Can it all be frustrating, this exercise of communicating his vision? Anderson exhales audibly. "How do you explain to someone when you see something that someone has not seen before?"
Bringing it all together
He calls invention both a science and an art with many people having one, but not the other. He's run this formula for seemingly every aspect of his life: career goals, the Fellows Award, and his place at John Deere.
He has what he calls the 200/25,000/1 goal. It is two career objectives and one vocational. The 200 is the number of US patents he hopes to reach. This, of course, is calculated based on submission and acceptance rates and number of years left to work. The 25,000 is miles walked in the 4th quarter of his career. It means, he said, that he would have had a good work-life dynamic and good health.
"These two goals can be pursued in a very selfish sort of way but are kept in check by the 1," Anderson said.
The 1 is a "fullness element" which encompasses the career objectives. It is, he said, service to God, humanity, Deere, his co-workers, and others. That's the vocational objective that ties in to his personal callings of applied research and technology transfer. "It's about contributing to all those stakeholders."

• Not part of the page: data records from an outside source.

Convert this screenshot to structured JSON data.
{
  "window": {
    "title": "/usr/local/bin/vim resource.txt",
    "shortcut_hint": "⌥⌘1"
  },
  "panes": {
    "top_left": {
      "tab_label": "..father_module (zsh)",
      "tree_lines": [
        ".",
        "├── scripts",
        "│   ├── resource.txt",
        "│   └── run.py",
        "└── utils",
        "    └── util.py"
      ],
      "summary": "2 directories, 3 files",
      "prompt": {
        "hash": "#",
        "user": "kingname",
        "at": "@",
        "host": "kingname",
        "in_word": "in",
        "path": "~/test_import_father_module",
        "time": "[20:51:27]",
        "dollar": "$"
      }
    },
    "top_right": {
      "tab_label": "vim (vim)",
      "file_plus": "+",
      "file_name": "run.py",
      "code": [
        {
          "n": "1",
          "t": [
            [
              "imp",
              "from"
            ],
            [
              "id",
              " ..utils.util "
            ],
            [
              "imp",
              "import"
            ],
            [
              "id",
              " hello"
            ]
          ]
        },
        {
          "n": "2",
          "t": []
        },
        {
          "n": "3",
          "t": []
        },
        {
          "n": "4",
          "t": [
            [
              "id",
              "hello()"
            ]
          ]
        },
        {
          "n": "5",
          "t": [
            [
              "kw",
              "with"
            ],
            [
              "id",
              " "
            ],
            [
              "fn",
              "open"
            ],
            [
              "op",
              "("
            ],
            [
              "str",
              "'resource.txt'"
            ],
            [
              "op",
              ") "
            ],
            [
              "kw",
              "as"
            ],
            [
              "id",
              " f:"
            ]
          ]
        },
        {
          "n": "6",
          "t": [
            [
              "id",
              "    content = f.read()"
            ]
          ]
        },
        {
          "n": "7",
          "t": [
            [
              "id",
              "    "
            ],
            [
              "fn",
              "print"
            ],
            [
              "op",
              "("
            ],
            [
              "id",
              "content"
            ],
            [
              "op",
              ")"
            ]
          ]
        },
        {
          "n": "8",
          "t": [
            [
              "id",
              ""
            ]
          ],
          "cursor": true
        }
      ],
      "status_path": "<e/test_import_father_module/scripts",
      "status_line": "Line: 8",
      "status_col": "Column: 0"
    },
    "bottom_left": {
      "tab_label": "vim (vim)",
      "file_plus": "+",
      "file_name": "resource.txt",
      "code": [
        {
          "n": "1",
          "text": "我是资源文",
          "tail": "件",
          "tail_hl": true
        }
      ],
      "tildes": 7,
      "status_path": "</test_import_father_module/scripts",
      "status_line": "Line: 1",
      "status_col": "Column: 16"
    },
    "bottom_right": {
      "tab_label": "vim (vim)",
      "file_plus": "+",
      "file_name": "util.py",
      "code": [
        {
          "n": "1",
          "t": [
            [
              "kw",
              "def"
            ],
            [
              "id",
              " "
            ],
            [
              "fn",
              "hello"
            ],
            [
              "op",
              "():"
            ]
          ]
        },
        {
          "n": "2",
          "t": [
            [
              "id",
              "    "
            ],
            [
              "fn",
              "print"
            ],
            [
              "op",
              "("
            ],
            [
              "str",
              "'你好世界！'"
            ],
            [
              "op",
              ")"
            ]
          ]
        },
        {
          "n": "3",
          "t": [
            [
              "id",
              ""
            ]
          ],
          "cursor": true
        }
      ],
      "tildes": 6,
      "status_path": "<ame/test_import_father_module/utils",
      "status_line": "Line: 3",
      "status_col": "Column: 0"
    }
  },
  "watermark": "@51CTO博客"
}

Where does winning the Fellow Award fit in? "It's a secondary peak," Anderson said. "The 200 patents (goal) is the primary summit." He admits it took him a few weeks to study – yes, study – the reasons why he would have won a Fellow Award. He felt as if he didn't meet the criteria initially.
"I had to push it away and study it from a distance," he said. "I finally came to understand and accept how I was qualified. It is a great honor."
That recognition reinforces his commitment to Deere. He is, after all, the kind of talent that has many suitors.
"What keeps me at Deere? Habit," he says dryly. "It's working well. I've got relationships and support here. And," now he pauses, "if I went anywhere else I'd have to work against my existing patent portfolio."
And even he may not have a quick answer on how to do that.